On Tuesday afternoon, President Trump sat behind the Resolute desk in the Oval Office, warning residents of Virginia, North Carolina, and South Carolina of an approaching hurricane that has all of the characteristics of, well, a hurricane. “It's tremendously big and tremendously wet, tremendous amounts of water,” he said, before being interrupted by a member of the assembled press.
When asked about his administration’s response to Hurricane Maria, the storm that tore through Puerto Rico last year, Trump was effusive in his praise. “The job that FEMA, law enforcement and everybody did working along with the governor was tremendous,” he said. “I think that Puerto Rico was an incredible unsung success.” That ‘incredible success’ still resulted in the deaths of between 1,400 and nearly 5,000 US citizens, according to revised estimates.
Now, a damning set of photos from a Puerto Rican police photographer reveals that thousands and thousands—if not millions—of bottles of clean water were never distributed to desperate Puerto Ricans after the hurricane. In fact, the water is apparently still sitting on the same airport runway where it was unloaded last year, partially covered with fraying blue tarps. “Although you do not believe it, almost a million boxes of water that were never delivered to the town before the emergency of Hurricane Maria,” Abdiel Santana captioned his photos of the water on Facebook. “Will there be someone who can explain this?”

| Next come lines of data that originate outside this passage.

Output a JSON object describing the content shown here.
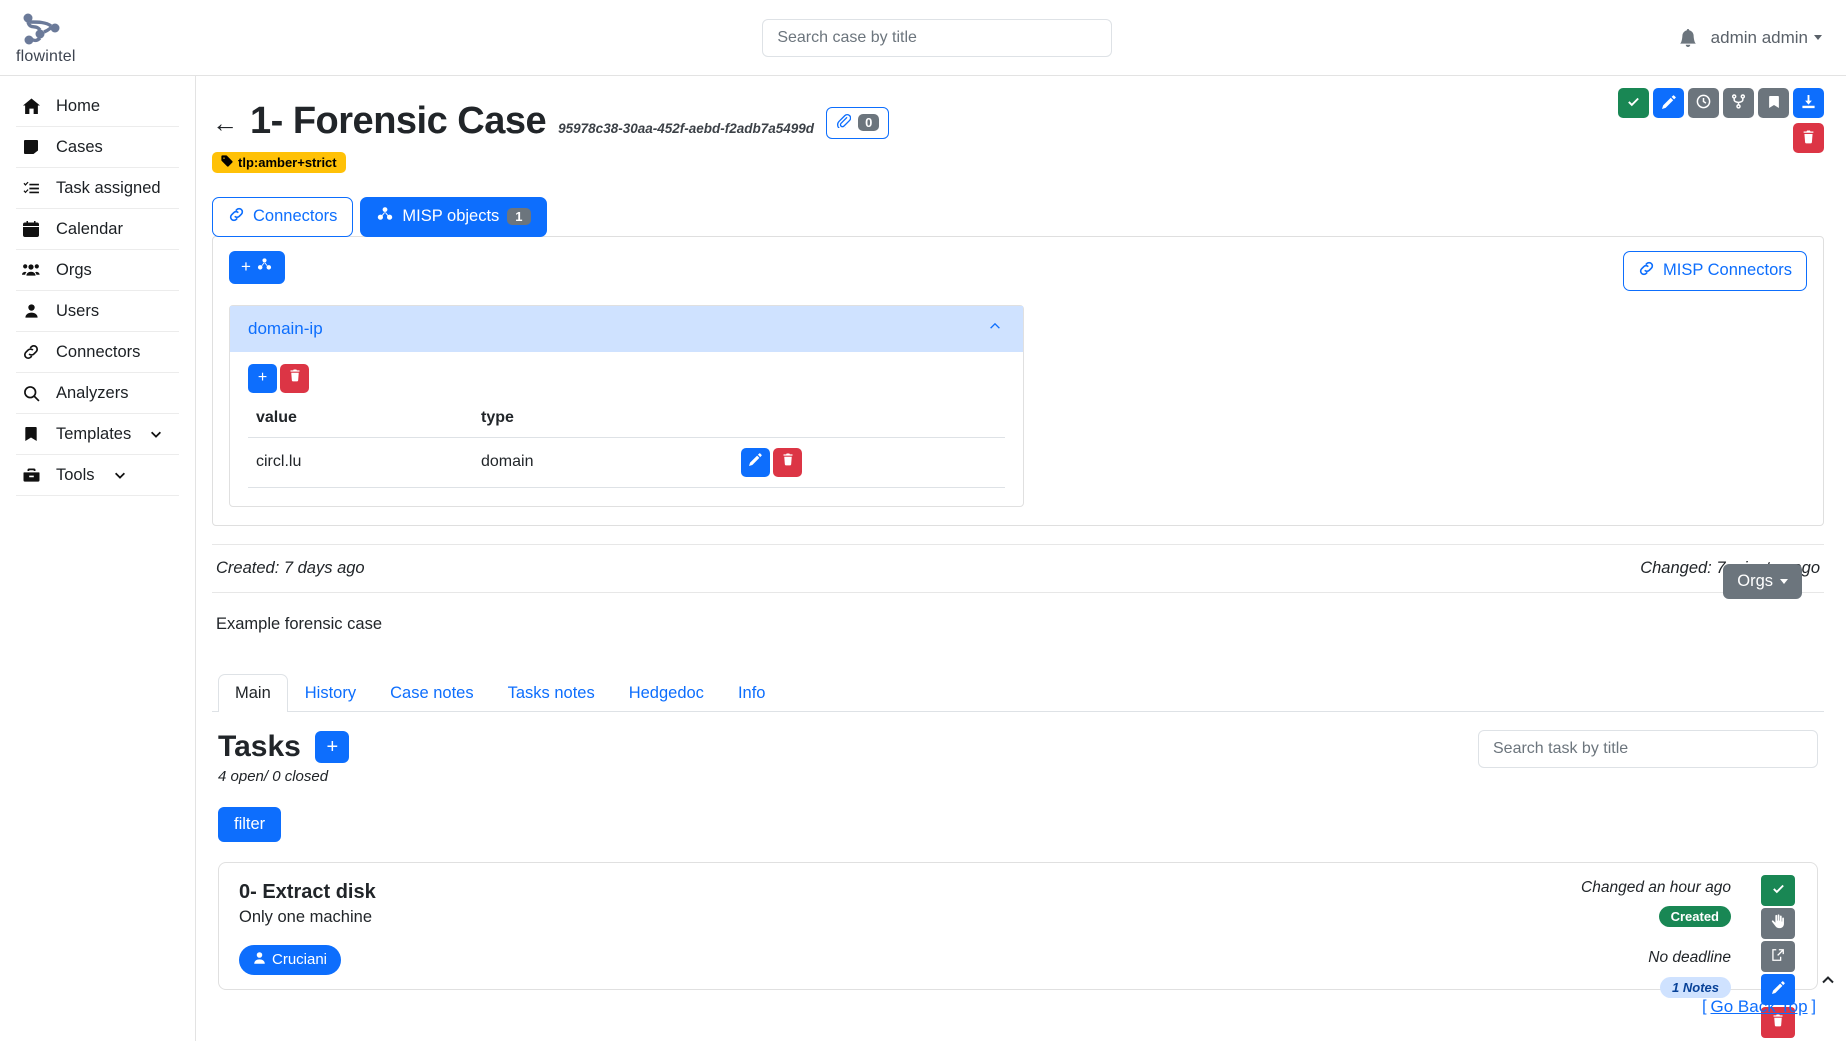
{
  "brand": {
    "name": "flowintel",
    "logo_icon": "node-graph-icon"
  },
  "navbar": {
    "search_placeholder": "Search case by title",
    "search_value": "",
    "notification_icon": "bell-icon",
    "user_label": "admin admin",
    "user_caret_icon": "caret-down-icon"
  },
  "sidebar": {
    "items": [
      {
        "label": "Home",
        "icon": "home-icon",
        "expandable": false
      },
      {
        "label": "Cases",
        "icon": "case-note-icon",
        "expandable": false
      },
      {
        "label": "Task assigned",
        "icon": "task-list-icon",
        "expandable": false
      },
      {
        "label": "Calendar",
        "icon": "calendar-icon",
        "expandable": false
      },
      {
        "label": "Orgs",
        "icon": "users-group-icon",
        "expandable": false
      },
      {
        "label": "Users",
        "icon": "user-icon",
        "expandable": false
      },
      {
        "label": "Connectors",
        "icon": "link-icon",
        "expandable": false
      },
      {
        "label": "Analyzers",
        "icon": "search-icon",
        "expandable": false
      },
      {
        "label": "Templates",
        "icon": "bookmark-icon",
        "expandable": true
      },
      {
        "label": "Tools",
        "icon": "toolbox-icon",
        "expandable": true
      }
    ]
  },
  "case": {
    "back_icon": "arrow-left-icon",
    "title": "1- Forensic Case",
    "uuid": "95978c38-30aa-452f-aebd-f2adb7a5499d",
    "attachment_icon": "paperclip-icon",
    "attachment_count": "0",
    "tlp_tag": "tlp:amber+strict",
    "tlp_tag_icon": "tag-icon",
    "tlp_color": "#ffc107",
    "created": "Created: 7 days ago",
    "changed": "Changed: 7 minutes ago",
    "description": "Example forensic case",
    "orgs_button": "Orgs",
    "orgs_caret_icon": "caret-down-icon"
  },
  "case_actions": [
    {
      "name": "complete-case-button",
      "icon": "check-icon",
      "color": "#198754"
    },
    {
      "name": "edit-case-button",
      "icon": "pencil-square-icon",
      "color": "#0d6efd"
    },
    {
      "name": "history-case-button",
      "icon": "clock-icon",
      "color": "#6c757d"
    },
    {
      "name": "recurring-case-button",
      "icon": "fork-icon",
      "color": "#6c757d"
    },
    {
      "name": "bookmark-case-button",
      "icon": "bookmark-icon",
      "color": "#6c757d"
    },
    {
      "name": "export-case-button",
      "icon": "download-icon",
      "color": "#0d6efd"
    },
    {
      "name": "delete-case-button",
      "icon": "trash-icon",
      "color": "#dc3545"
    }
  ],
  "connector_tabs": [
    {
      "label": "Connectors",
      "icon": "link-icon",
      "active": false,
      "badge": ""
    },
    {
      "label": "MISP objects",
      "icon": "misp-cubes-icon",
      "active": true,
      "badge": "1"
    }
  ],
  "misp_panel": {
    "add_button_icon": "plus-misp-icon",
    "misp_connectors_button": "MISP Connectors",
    "misp_connectors_icon": "link-icon",
    "object": {
      "name": "domain-ip",
      "collapse_icon": "chevron-up-icon",
      "add_attribute_icon": "plus-icon",
      "delete_object_icon": "trash-icon",
      "columns": [
        "value",
        "type"
      ],
      "rows": [
        {
          "value": "circl.lu",
          "type": "domain",
          "edit_icon": "pencil-square-icon",
          "delete_icon": "trash-icon"
        }
      ]
    }
  },
  "main_tabs": [
    {
      "label": "Main",
      "active": true
    },
    {
      "label": "History",
      "active": false
    },
    {
      "label": "Case notes",
      "active": false
    },
    {
      "label": "Tasks notes",
      "active": false
    },
    {
      "label": "Hedgedoc",
      "active": false
    },
    {
      "label": "Info",
      "active": false
    }
  ],
  "tasks_section": {
    "heading": "Tasks",
    "add_icon": "plus-icon",
    "counts": "4 open/ 0 closed",
    "filter_button": "filter",
    "search_placeholder": "Search task by title",
    "search_value": ""
  },
  "tasks": [
    {
      "title": "0- Extract disk",
      "subtitle": "Only one machine",
      "assignee": "Cruciani",
      "assignee_icon": "user-icon",
      "changed": "Changed an hour ago",
      "status": "Created",
      "status_color": "#198754",
      "deadline": "No deadline",
      "notes": "1 Notes",
      "actions": [
        {
          "name": "complete-task-button",
          "icon": "check-icon",
          "color": "#198754"
        },
        {
          "name": "take-task-button",
          "icon": "hand-icon",
          "color": "#6c757d"
        },
        {
          "name": "export-task-button",
          "icon": "share-icon",
          "color": "#6c757d"
        },
        {
          "name": "edit-task-button",
          "icon": "pencil-icon",
          "color": "#0d6efd"
        },
        {
          "name": "delete-task-button",
          "icon": "trash-icon",
          "color": "#dc3545"
        }
      ]
    }
  ],
  "footer": {
    "go_back_top": "Go Back Top",
    "bracket_open": "[",
    "bracket_close": "]",
    "scroll_top_icon": "chevron-up-icon"
  }
}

In a tweet, CBS News correspondent David Begnaud said that the Federal Emergency Management Agency (FEMA) confirmed that it had delivered the water to Ceiba, Puerto Rico last fall. “FEMA says the water—and we’re talking what could be millions of bottles of water—were brought to the island last year,” Begnaud said in a follow-up video. “FEMA tells me the water was turned over to the central government. It’s believed that the water was given to the general services administration. The question is what happened after that? Where was the breakdown? Where was the failure in distribution?”

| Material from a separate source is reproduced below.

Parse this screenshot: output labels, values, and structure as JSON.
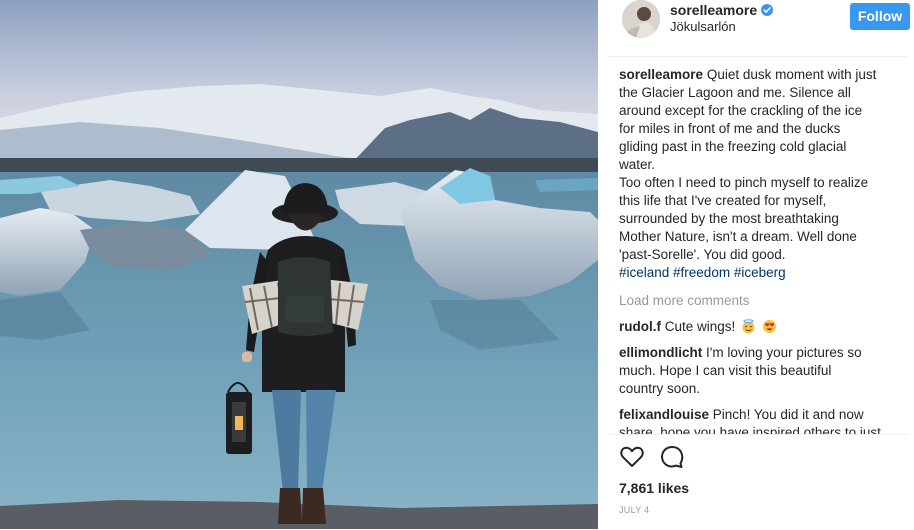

Those questions deserve answers, but regardless of what kind of declarative sentences might follow, the truth is that the water was supposed to be delivered to an area that desperately could’ve used it. The bigger question might be, “How many deaths or illnesses could’ve been prevented if this clean water had been given to residents?”

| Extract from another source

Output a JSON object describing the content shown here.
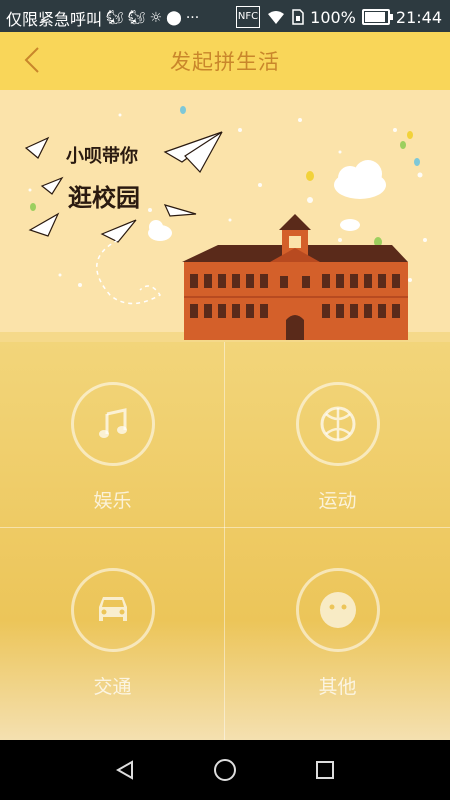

This isn’t the first report of a breakdown in distribution or communication in the weeks and months after Hurricane Maria. According to the New York Times, ten trailers filled with food, water, medication, and baby supplies were left to rot outside the offices of the Elections Commission in San Juan. They were discovered in August by reporters from Puerto Rico’s own Radio Isla. The National Guard had worked from those offices as it distributed other donated items, but a spokesperson said that the trailers must have arrived after its troops had left the island.
Maj. Paul Dahlen acknowledged to the Times that those supplies should’ve been “handed out as soon as possible,” but added that he was unsure why another organization hadn’t passed them out last year. A statement was also released explaning that one of the containers was used to store food that was spoiled or past its expiration date; it also insisted that some of the undamaged non-perishable supplies from the other nine containers would be given to nonprofit organizations “in the coming days.”
This is what Trump considered an incredible success, all around.